When my father left when I was younger, I never understood why. I never understood what I did wrong. I never understood what was so bad about me. I never understood why he did not like me. I never understood why he did not love me…his baby girl…his only daughter.
I have forgiven my father and moved on and prayed for his heart. However the emptiness of not having a father in my life constantly haunts me as I think of how myself and my people are treated in America.
“Everybody wants to be Black until it is time to be Black.”
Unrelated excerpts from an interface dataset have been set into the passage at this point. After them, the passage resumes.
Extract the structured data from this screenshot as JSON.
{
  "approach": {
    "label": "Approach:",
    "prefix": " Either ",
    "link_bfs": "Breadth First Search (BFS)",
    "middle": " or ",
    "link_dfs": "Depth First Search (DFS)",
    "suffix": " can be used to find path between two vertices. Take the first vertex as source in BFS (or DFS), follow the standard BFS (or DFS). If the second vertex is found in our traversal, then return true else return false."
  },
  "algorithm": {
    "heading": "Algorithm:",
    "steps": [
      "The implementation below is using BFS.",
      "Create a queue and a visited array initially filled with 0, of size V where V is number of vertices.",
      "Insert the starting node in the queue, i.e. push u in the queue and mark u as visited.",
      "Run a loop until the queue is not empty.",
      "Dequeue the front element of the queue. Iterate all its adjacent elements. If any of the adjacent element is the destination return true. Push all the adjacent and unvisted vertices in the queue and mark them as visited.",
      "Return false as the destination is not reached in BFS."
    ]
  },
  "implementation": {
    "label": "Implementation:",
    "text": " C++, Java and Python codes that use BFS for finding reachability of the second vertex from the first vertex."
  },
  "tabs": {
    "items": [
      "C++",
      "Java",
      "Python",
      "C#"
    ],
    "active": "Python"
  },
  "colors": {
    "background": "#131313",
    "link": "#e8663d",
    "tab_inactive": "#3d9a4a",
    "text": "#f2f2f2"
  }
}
What did we do wrong? What is so bad about being Black? Why don’t they like Black people? Why don’t they love Black people? But they love our culture, our food, our curves, our lips, our “tanned” skin, our music, our hair, etc. What justifies the value of our lives? Why does it seem like our lives don’t matter? Black Lives Matter to us. But to everyone else?
At 28 years old, sometimes I feel like a child again. And it sucks. It is a tremendously awful feeling.
And that same feeling of being left behind comes back again as I would ask my mother where my father was.
Still being held back because of the colour of my skin as I watch the underqualified, non-degreed (and I have two 💁🏾♀️) White man or woman get the job or the promotion.
Still being held back as I watch the belligerent White woman cuss out peers and keep her job, but if I even sigh heavily, my boss wants to have a “check in” with me to see how I am doing. God forbid I am the angry Black woman.
Still being held back as I work on compensation reporting for the team and notice I am the lowest paid although I am the most educated and experienced. Sigh.
Still being held back around non-Black people because I cannot be myself without being misunderstood because our culture is “wrong” or “different” to them.
Ah. The list goes on. The damn list. The damn list should not even exist.
Freedom should exist. I mean, we are not slaves but often times we still feel trapped.
This photo was taken in British Columbia, Canada in 2017. In my entire life, I have never felt more free than in this moment.
As I write this in tears, I am reminded of the love from my God:
“He will wipe every tear from their eyes. There will be no more death or mourning or crying or pain, for the old order of things has passed away.” Revelation 21:4 NIV
I am in no way a perfect Christian because even as I constantly reread the scripture, I still have uncertainty. It takes work to get there however I believe that I will be there in due time.
My tears do not compromise my strength. Our tears do not compromise our strength.
I serve an incredible God. And Lord, I pray for understanding, peace, positivity, and compassion over this nation as we continue the fight for justice. In Jesus name.
*plays Freedom by Beyoncé Giselle Knowles-Carter featuring Kendrick Lamar*